A new bill introduced by Texas Representative Michael Conaway (R) would prevent any part of the U.S government from using equipment from Chinese companies Huawei and ZTE. The "Defending U.S. Government Communications Act" (H.R. 4747) explicitly prohibits the government from "using or contracting with an entity that uses certain telecommunications services or equipment" from Huawei and ZTE. Conaway cited a number of reports that link both companies to China's communist party as the chief reason for introducing the bill. The idea is to protect the security of government communications, according to Conaway. Last year, ZTE was hit with a temporary ban after it was discovered the company supplied some equipment to Iran in violation of international sanctions. Just this week, Huawei's plans to distribute its Mate 10 Pro flagship device via AT&T fell apart due to government pressure. Huawei is the world's third-largest maker of smartphones and the world's number one maker of telecommunications equipment. Representative Elizabeth Cheney (R) from Wyoming co-sponsored the bill. The bill will need to approved by the Committee on Oversight and Government Reform before it can be sent to the House for a vote.
Facebook's messaging application for children, announced late last year, is now available from the Amazon App Store. The application can be installed and used on Amazon's Fire tablets. Messenger Kids is a mobile app that gives kids under the age of 13 the power to communicate via text and video with approved family members and friends. The app works on smartphones and tablets, but is controlled through the parent's Facebook account. Messenger Kids was first made available to the iPhone, iPad, and iPod Touch. The app has yet to reach Android devices, though it is expected to soon. The app is free to download and use from Amazon.

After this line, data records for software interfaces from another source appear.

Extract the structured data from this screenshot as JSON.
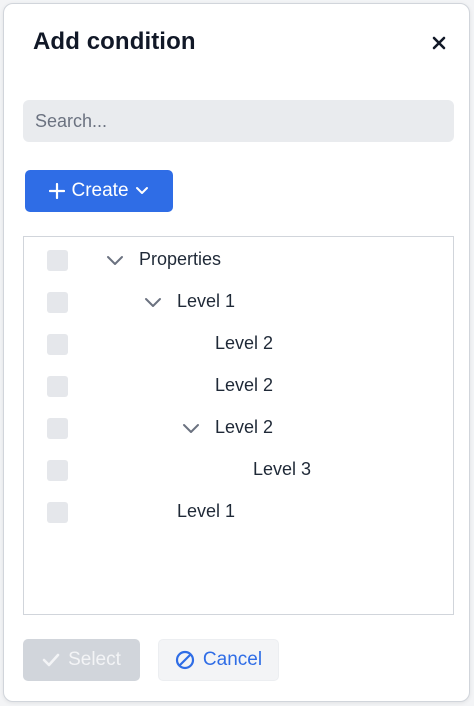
{
  "dialog": {
    "title": "Add condition",
    "close_icon": "close-icon"
  },
  "search": {
    "placeholder": "Search...",
    "value": ""
  },
  "toolbar": {
    "create_label": "Create",
    "create_icon": "plus-icon",
    "create_dropdown_icon": "chevron-down-icon"
  },
  "tree": {
    "nodes": [
      {
        "label": "Properties",
        "depth": 0,
        "expanded": true,
        "has_children": true,
        "checked": false
      },
      {
        "label": "Level 1",
        "depth": 1,
        "expanded": true,
        "has_children": true,
        "checked": false
      },
      {
        "label": "Level 2",
        "depth": 2,
        "has_children": false,
        "checked": false
      },
      {
        "label": "Level 2",
        "depth": 2,
        "has_children": false,
        "checked": false
      },
      {
        "label": "Level 2",
        "depth": 2,
        "expanded": true,
        "has_children": true,
        "checked": false
      },
      {
        "label": "Level 3",
        "depth": 3,
        "has_children": false,
        "checked": false
      },
      {
        "label": "Level 1",
        "depth": 1,
        "has_children": false,
        "checked": false
      }
    ]
  },
  "footer": {
    "select_label": "Select",
    "select_enabled": false,
    "cancel_label": "Cancel"
  },
  "colors": {
    "accent": "#2f6de6",
    "disabled": "#d1d5db",
    "checkbox": "#e5e7eb"
  }
}
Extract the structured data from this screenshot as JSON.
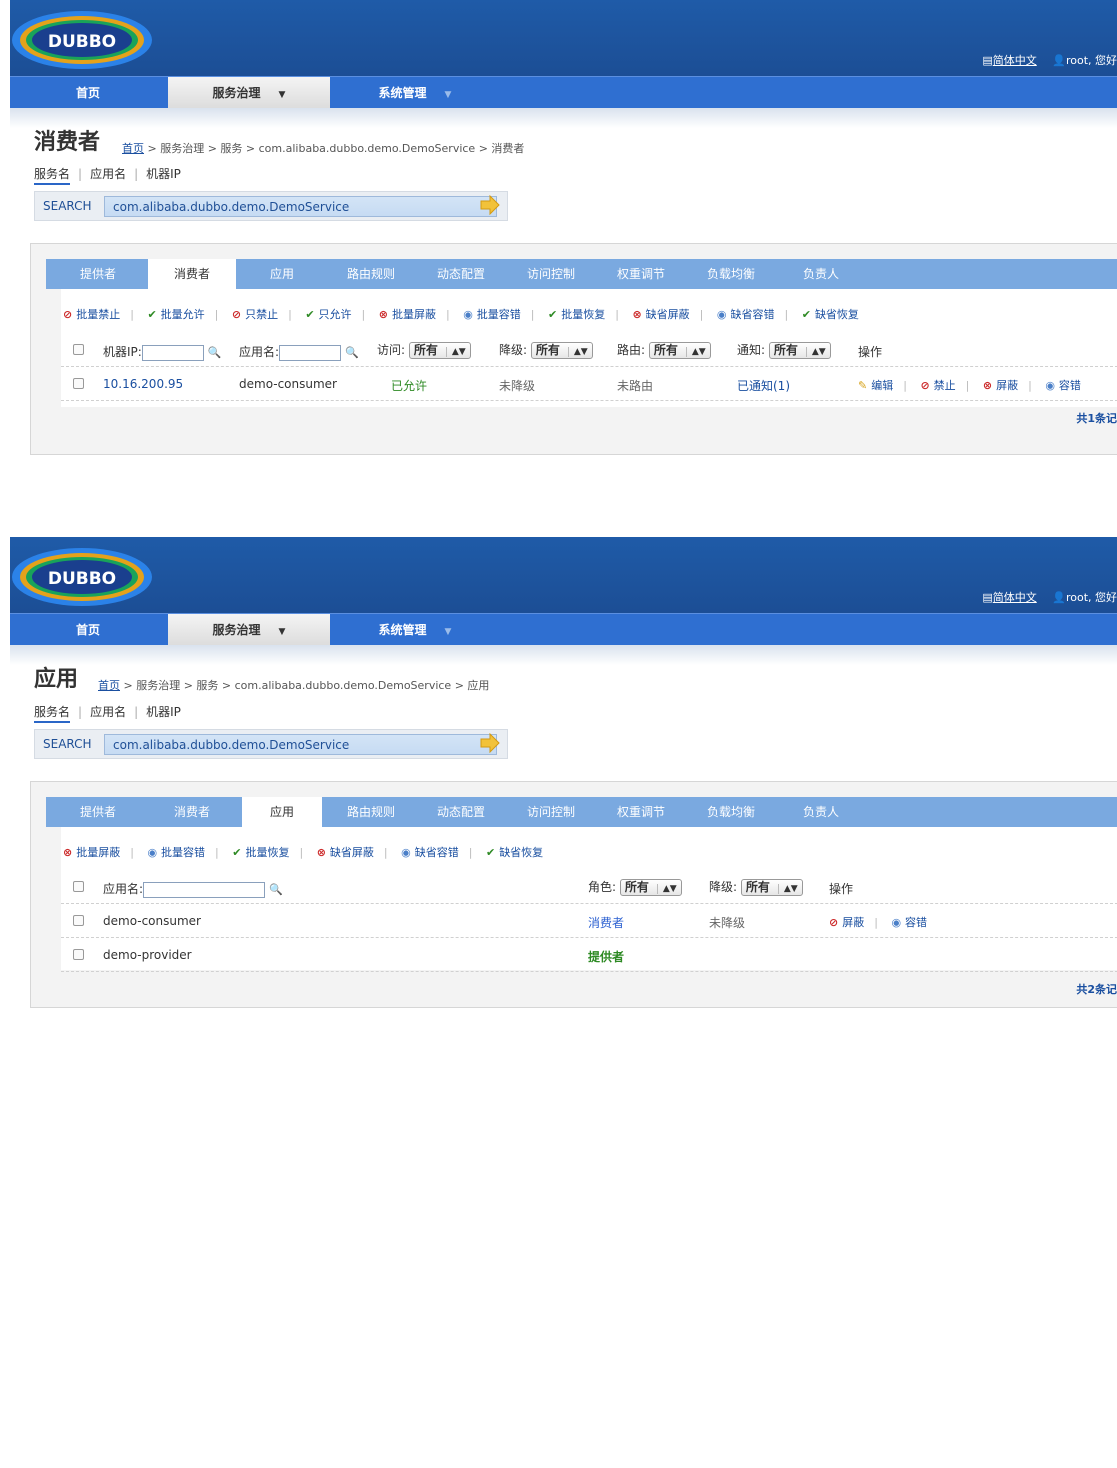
{
  "colors": {
    "header": "#1f5ba8",
    "nav": "#2f6fd1",
    "tab_bar": "#7aa9e0",
    "accent": "#1a4fa0"
  },
  "header": {
    "logo_text": "DUBBO",
    "language": "简体中文",
    "user": "root, 您好"
  },
  "nav": {
    "home": "首页",
    "governance": "服务治理",
    "system": "系统管理"
  },
  "search": {
    "label": "SEARCH",
    "value": "com.alibaba.dubbo.demo.DemoService"
  },
  "search_tabs": [
    "服务名",
    "应用名",
    "机器IP"
  ],
  "panel_tabs": [
    "提供者",
    "消费者",
    "应用",
    "路由规则",
    "动态配置",
    "访问控制",
    "权重调节",
    "负载均衡",
    "负责人"
  ],
  "consumer": {
    "title": "消费者",
    "breadcrumb": {
      "home": "首页",
      "rest": " > 服务治理 > 服务 > com.alibaba.dubbo.demo.DemoService > 消费者"
    },
    "actions": [
      "批量禁止",
      "批量允许",
      "只禁止",
      "只允许",
      "批量屏蔽",
      "批量容错",
      "批量恢复",
      "缺省屏蔽",
      "缺省容错",
      "缺省恢复"
    ],
    "header": {
      "ip": "机器IP:",
      "app": "应用名:",
      "access": "访问:",
      "degrade": "降级:",
      "route": "路由:",
      "notify": "通知:",
      "ops": "操作",
      "all": "所有"
    },
    "rows": [
      {
        "ip": "10.16.200.95",
        "app": "demo-consumer",
        "access": "已允许",
        "degrade": "未降级",
        "route": "未路由",
        "notify": "已通知(1)"
      }
    ],
    "row_ops": [
      "编辑",
      "禁止",
      "屏蔽",
      "容错"
    ],
    "total": "共1条记"
  },
  "application": {
    "title": "应用",
    "breadcrumb": {
      "home": "首页",
      "rest": " > 服务治理 > 服务 > com.alibaba.dubbo.demo.DemoService > 应用"
    },
    "actions": [
      "批量屏蔽",
      "批量容错",
      "批量恢复",
      "缺省屏蔽",
      "缺省容错",
      "缺省恢复"
    ],
    "header": {
      "app": "应用名:",
      "role": "角色:",
      "degrade": "降级:",
      "ops": "操作",
      "all": "所有"
    },
    "rows": [
      {
        "app": "demo-consumer",
        "role": "消费者",
        "degrade": "未降级"
      },
      {
        "app": "demo-provider",
        "role": "提供者",
        "degrade": ""
      }
    ],
    "row_ops": [
      "屏蔽",
      "容错"
    ],
    "total": "共2条记"
  }
}
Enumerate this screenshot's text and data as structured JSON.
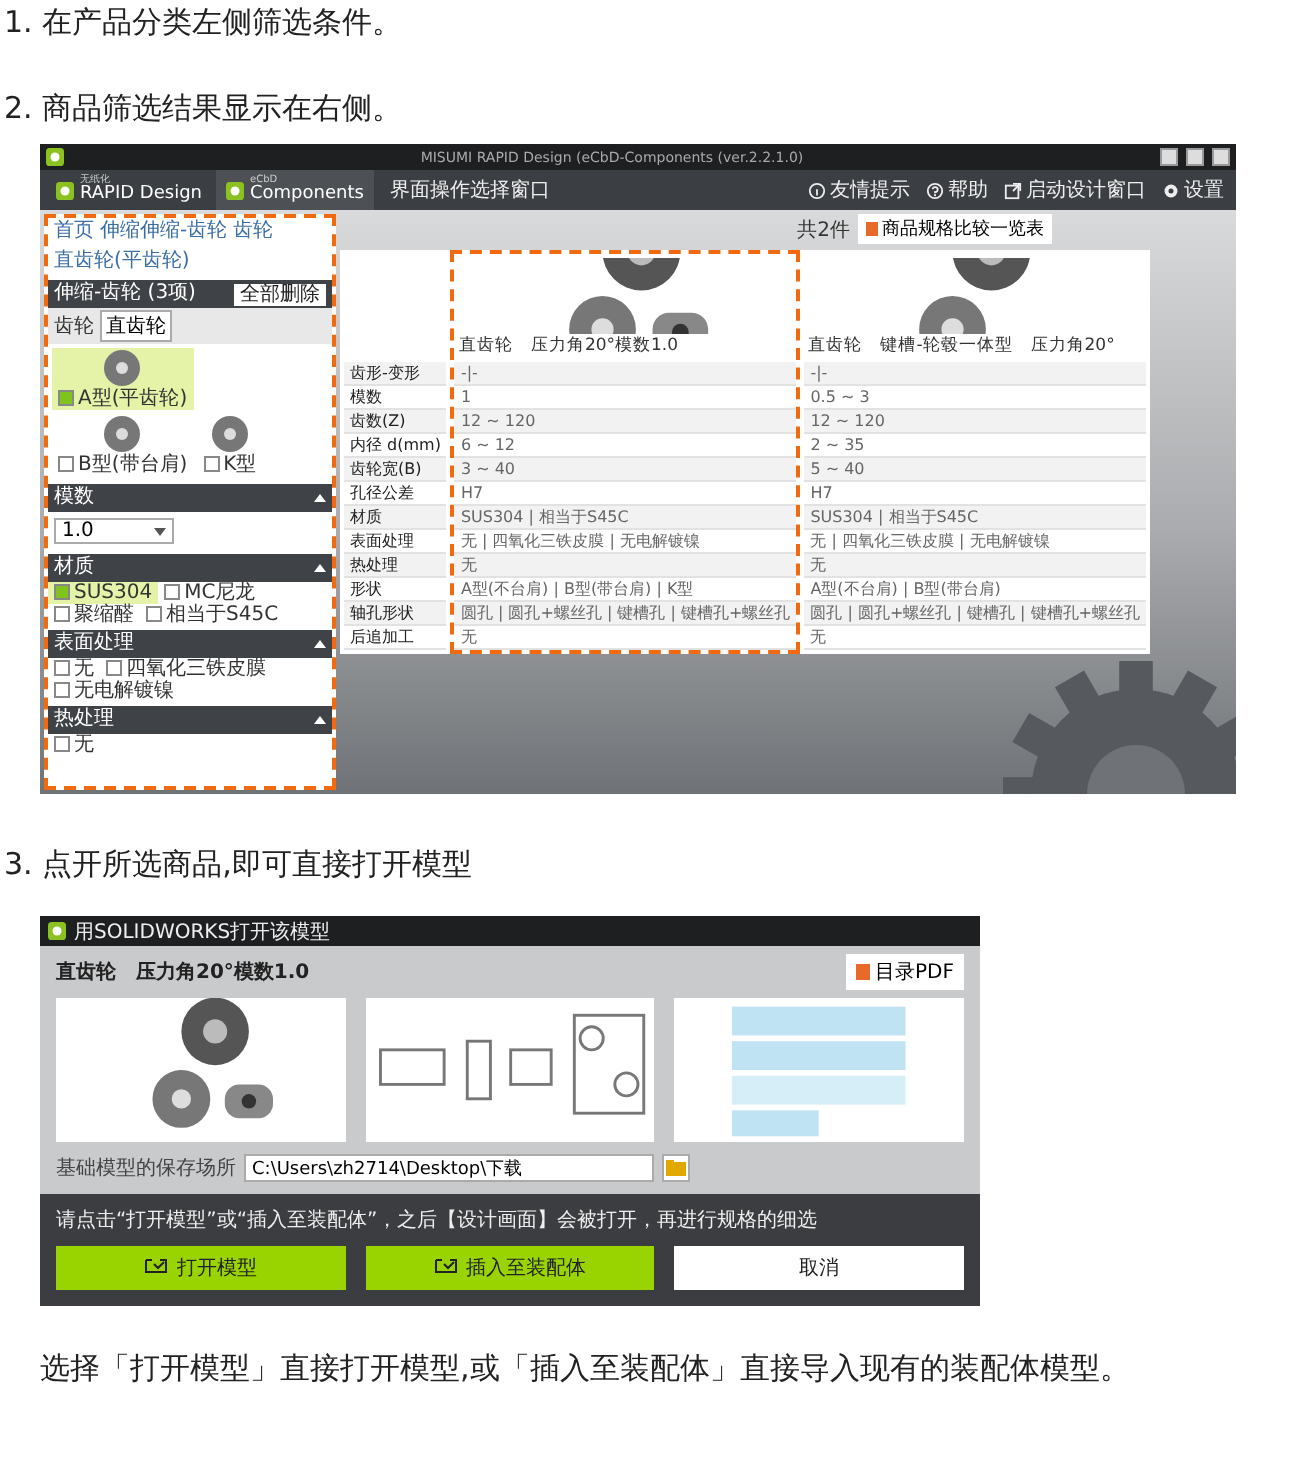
{
  "steps": [
    {
      "text": "1. 在产品分类左侧筛选条件。"
    },
    {
      "text": "2. 商品筛选结果显示在右侧。"
    },
    {
      "text": "3. 点开所选商品,即可直接打开模型"
    }
  ],
  "app_window": {
    "title": "MISUMI RAPID Design (eCbD-Components (ver.2.2.1.0)",
    "tabs": [
      {
        "small": "无纸化",
        "label": "RAPID Design",
        "selected": false
      },
      {
        "small": "eCbD",
        "label": "Components",
        "selected": true
      }
    ],
    "mode_link": "界面操作选择窗口",
    "toolbar": [
      {
        "kind": "info",
        "label": "友情提示"
      },
      {
        "kind": "help",
        "label": "帮助"
      },
      {
        "kind": "launch",
        "label": "启动设计窗口"
      },
      {
        "kind": "settings",
        "label": "设置"
      }
    ],
    "breadcrumb": [
      "首页",
      "伸缩伸缩-齿轮",
      "齿轮",
      "直齿轮(平齿轮)"
    ],
    "filter_panel": {
      "highlighted": true,
      "title": "伸缩-齿轮 (3项)",
      "clear_button": "全部删除",
      "category_label": "齿轮",
      "category_value": "直齿轮",
      "types": [
        {
          "label": "A型(平齿轮)",
          "checked": true
        },
        {
          "label": "B型(带台肩)",
          "checked": false
        },
        {
          "label": "K型",
          "checked": false
        }
      ],
      "sections": [
        {
          "kind": "select",
          "title": "模数",
          "value": "1.0"
        },
        {
          "kind": "checks",
          "title": "材质",
          "options": [
            {
              "label": "SUS304",
              "checked": true
            },
            {
              "label": "MC尼龙",
              "checked": false
            },
            {
              "label": "聚缩醛",
              "checked": false
            },
            {
              "label": "相当于S45C",
              "checked": false
            }
          ]
        },
        {
          "kind": "checks",
          "title": "表面处理",
          "options": [
            {
              "label": "无",
              "checked": false
            },
            {
              "label": "四氧化三铁皮膜",
              "checked": false
            },
            {
              "label": "无电解镀镍",
              "checked": false
            }
          ]
        },
        {
          "kind": "checks",
          "title": "热处理",
          "options": [
            {
              "label": "无",
              "checked": false
            }
          ]
        }
      ]
    },
    "result_count": "共2件",
    "compare_button": "商品规格比较一览表",
    "products": [
      {
        "name": "直齿轮　压力角20°模数1.0",
        "highlighted": true
      },
      {
        "name": "直齿轮　键槽-轮毂一体型　压力角20°",
        "highlighted": false
      }
    ],
    "spec_rows": [
      {
        "label": "齿形-变形",
        "values": [
          "-|-",
          "-|-"
        ]
      },
      {
        "label": "模数",
        "values": [
          "1",
          "0.5 ~ 3"
        ]
      },
      {
        "label": "齿数(Z)",
        "values": [
          "12 ~ 120",
          "12 ~ 120"
        ]
      },
      {
        "label": "内径 d(mm)",
        "values": [
          "6 ~ 12",
          "2 ~ 35"
        ]
      },
      {
        "label": "齿轮宽(B)",
        "values": [
          "3 ~ 40",
          "5 ~ 40"
        ]
      },
      {
        "label": "孔径公差",
        "values": [
          "H7",
          "H7"
        ]
      },
      {
        "label": "材质",
        "values": [
          "SUS304 | 相当于S45C",
          "SUS304 | 相当于S45C"
        ]
      },
      {
        "label": "表面处理",
        "values": [
          "无 | 四氧化三铁皮膜 | 无电解镀镍",
          "无 | 四氧化三铁皮膜 | 无电解镀镍"
        ]
      },
      {
        "label": "热处理",
        "values": [
          "无",
          "无"
        ]
      },
      {
        "label": "形状",
        "values": [
          "A型(不台肩) | B型(带台肩) | K型",
          "A型(不台肩) | B型(带台肩)"
        ]
      },
      {
        "label": "轴孔形状",
        "values": [
          "圆孔 | 圆孔+螺丝孔 | 键槽孔 | 键槽孔+螺丝孔",
          "圆孔 | 圆孔+螺丝孔 | 键槽孔 | 键槽孔+螺丝孔"
        ]
      },
      {
        "label": "后追加工",
        "values": [
          "无",
          "无"
        ]
      }
    ]
  },
  "dialog": {
    "title": "用SOLIDWORKS打开该模型",
    "product_title": "直齿轮　压力角20°模数1.0",
    "pdf_button": "目录PDF",
    "save_label": "基础模型的保存场所",
    "save_path": "C:\\Users\\zh2714\\Desktop\\下载",
    "message": "请点击“打开模型”或“插入至装配体”，之后【设计画面】会被打开，再进行规格的细选",
    "buttons": [
      {
        "kind": "primary",
        "label": "打开模型"
      },
      {
        "kind": "primary",
        "label": "插入至装配体"
      },
      {
        "kind": "secondary",
        "label": "取消"
      }
    ]
  },
  "caption": "选择「打开模型」直接打开模型,或「插入至装配体」直接导入现有的装配体模型。"
}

OnePlus is looking to grow its business beyond the enthusiast crowd. Speaking to CNET, OnePlus CEO Pete Lau said, "If the right opportunity and right timing come along, we'll be very happy to experiment" with a distribution deal with U.S. carriers. OnePlus handsets are available only from the company itself. Striking a distribution deal with a U.S. carrier would give the brand far more visibility. For now, OnePlus believes it can earn more sales via its reputation. Lau also noted the company's next handset is arriving toward the end of the second quarter and it will make use of the Qualcomm Snapdragon 845 processor. "Of course, there's no other choice," Lau said. OnePlus is not sure if it will produce two flagship handsets in 2018, as it has done the two previous years. Last, OnePlus expects to bring the Face Unlock feature, first offered on the 5T, to its older 3 and 3T handsets. "There's no reason to withhold features we can easily implement," said OnePlus co-founder Carl Pei.